> [Information]
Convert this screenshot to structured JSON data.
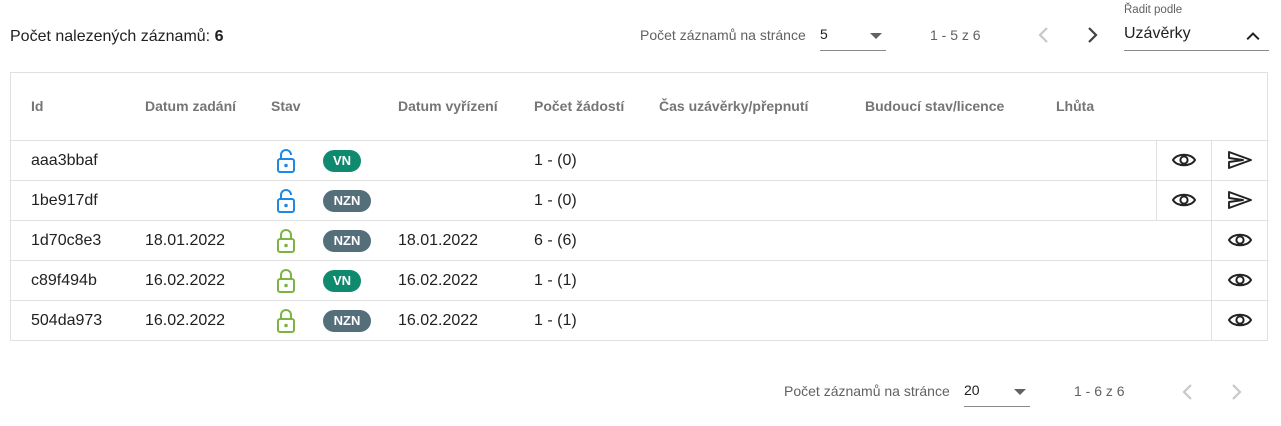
{
  "summary": {
    "label": "Počet nalezených záznamů: ",
    "count": "6"
  },
  "top_pager": {
    "per_page_label": "Počet záznamů na stránce",
    "per_page_value": "5",
    "range": "1 - 5 z 6"
  },
  "sort": {
    "label": "Řadit podle",
    "value": "Uzávěrky"
  },
  "table": {
    "headers": [
      "Id",
      "Datum zadání",
      "Stav",
      "Datum vyřízení",
      "Počet žádostí",
      "Čas uzávěrky/přepnutí",
      "Budoucí stav/licence",
      "Lhůta"
    ],
    "rows": [
      {
        "id": "aaa3bbaf",
        "datum_zadani": "",
        "lock": "open",
        "badge": "VN",
        "datum_vyrizeni": "",
        "pocet": "1 - (0)",
        "actions": [
          "eye",
          "send"
        ]
      },
      {
        "id": "1be917df",
        "datum_zadani": "",
        "lock": "open",
        "badge": "NZN",
        "datum_vyrizeni": "",
        "pocet": "1 - (0)",
        "actions": [
          "eye",
          "send"
        ]
      },
      {
        "id": "1d70c8e3",
        "datum_zadani": "18.01.2022",
        "lock": "closed",
        "badge": "NZN",
        "datum_vyrizeni": "18.01.2022",
        "pocet": "6 - (6)",
        "actions": [
          "eye"
        ]
      },
      {
        "id": "c89f494b",
        "datum_zadani": "16.02.2022",
        "lock": "closed",
        "badge": "VN",
        "datum_vyrizeni": "16.02.2022",
        "pocet": "1 - (1)",
        "actions": [
          "eye"
        ]
      },
      {
        "id": "504da973",
        "datum_zadani": "16.02.2022",
        "lock": "closed",
        "badge": "NZN",
        "datum_vyrizeni": "16.02.2022",
        "pocet": "1 - (1)",
        "actions": [
          "eye"
        ]
      }
    ]
  },
  "bottom_pager": {
    "per_page_label": "Počet záznamů na stránce",
    "per_page_value": "20",
    "range": "1 - 6 z 6"
  },
  "colors": {
    "vn_badge": "#0f8a6e",
    "nzn_badge": "#546e7a",
    "lock_open": "#1e88e5",
    "lock_closed": "#7cb342"
  },
  "icons": {
    "lock_open": "lock-open-icon",
    "lock_closed": "lock-closed-icon",
    "eye": "eye-icon",
    "send": "send-icon",
    "prev": "chevron-left-icon",
    "next": "chevron-right-icon",
    "dropdown": "caret-down-icon",
    "sort": "chevron-up-icon"
  }
}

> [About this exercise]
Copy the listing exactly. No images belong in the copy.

> [Task result]
Convert this screenshot to structured JSON data.
{
  "summary": {
    "label": "Počet nalezených záznamů: ",
    "count": "6"
  },
  "top_pager": {
    "per_page_label": "Počet záznamů na stránce",
    "per_page_value": "5",
    "range": "1 - 5 z 6"
  },
  "sort": {
    "label": "Řadit podle",
    "value": "Uzávěrky"
  },
  "table": {
    "headers": [
      "Id",
      "Datum zadání",
      "Stav",
      "Datum vyřízení",
      "Počet žádostí",
      "Čas uzávěrky/přepnutí",
      "Budoucí stav/licence",
      "Lhůta"
    ],
    "rows": [
      {
        "id": "aaa3bbaf",
        "datum_zadani": "",
        "lock": "open",
        "badge": "VN",
        "datum_vyrizeni": "",
        "pocet": "1 - (0)",
        "actions": [
          "eye",
          "send"
        ]
      },
      {
        "id": "1be917df",
        "datum_zadani": "",
        "lock": "open",
        "badge": "NZN",
        "datum_vyrizeni": "",
        "pocet": "1 - (0)",
        "actions": [
          "eye",
          "send"
        ]
      },
      {
        "id": "1d70c8e3",
        "datum_zadani": "18.01.2022",
        "lock": "closed",
        "badge": "NZN",
        "datum_vyrizeni": "18.01.2022",
        "pocet": "6 - (6)",
        "actions": [
          "eye"
        ]
      },
      {
        "id": "c89f494b",
        "datum_zadani": "16.02.2022",
        "lock": "closed",
        "badge": "VN",
        "datum_vyrizeni": "16.02.2022",
        "pocet": "1 - (1)",
        "actions": [
          "eye"
        ]
      },
      {
        "id": "504da973",
        "datum_zadani": "16.02.2022",
        "lock": "closed",
        "badge": "NZN",
        "datum_vyrizeni": "16.02.2022",
        "pocet": "1 - (1)",
        "actions": [
          "eye"
        ]
      }
    ]
  },
  "bottom_pager": {
    "per_page_label": "Počet záznamů na stránce",
    "per_page_value": "20",
    "range": "1 - 6 z 6"
  },
  "colors": {
    "vn_badge": "#0f8a6e",
    "nzn_badge": "#546e7a",
    "lock_open": "#1e88e5",
    "lock_closed": "#7cb342"
  },
  "icons": {
    "lock_open": "lock-open-icon",
    "lock_closed": "lock-closed-icon",
    "eye": "eye-icon",
    "send": "send-icon",
    "prev": "chevron-left-icon",
    "next": "chevron-right-icon",
    "dropdown": "caret-down-icon",
    "sort": "chevron-up-icon"
  }
}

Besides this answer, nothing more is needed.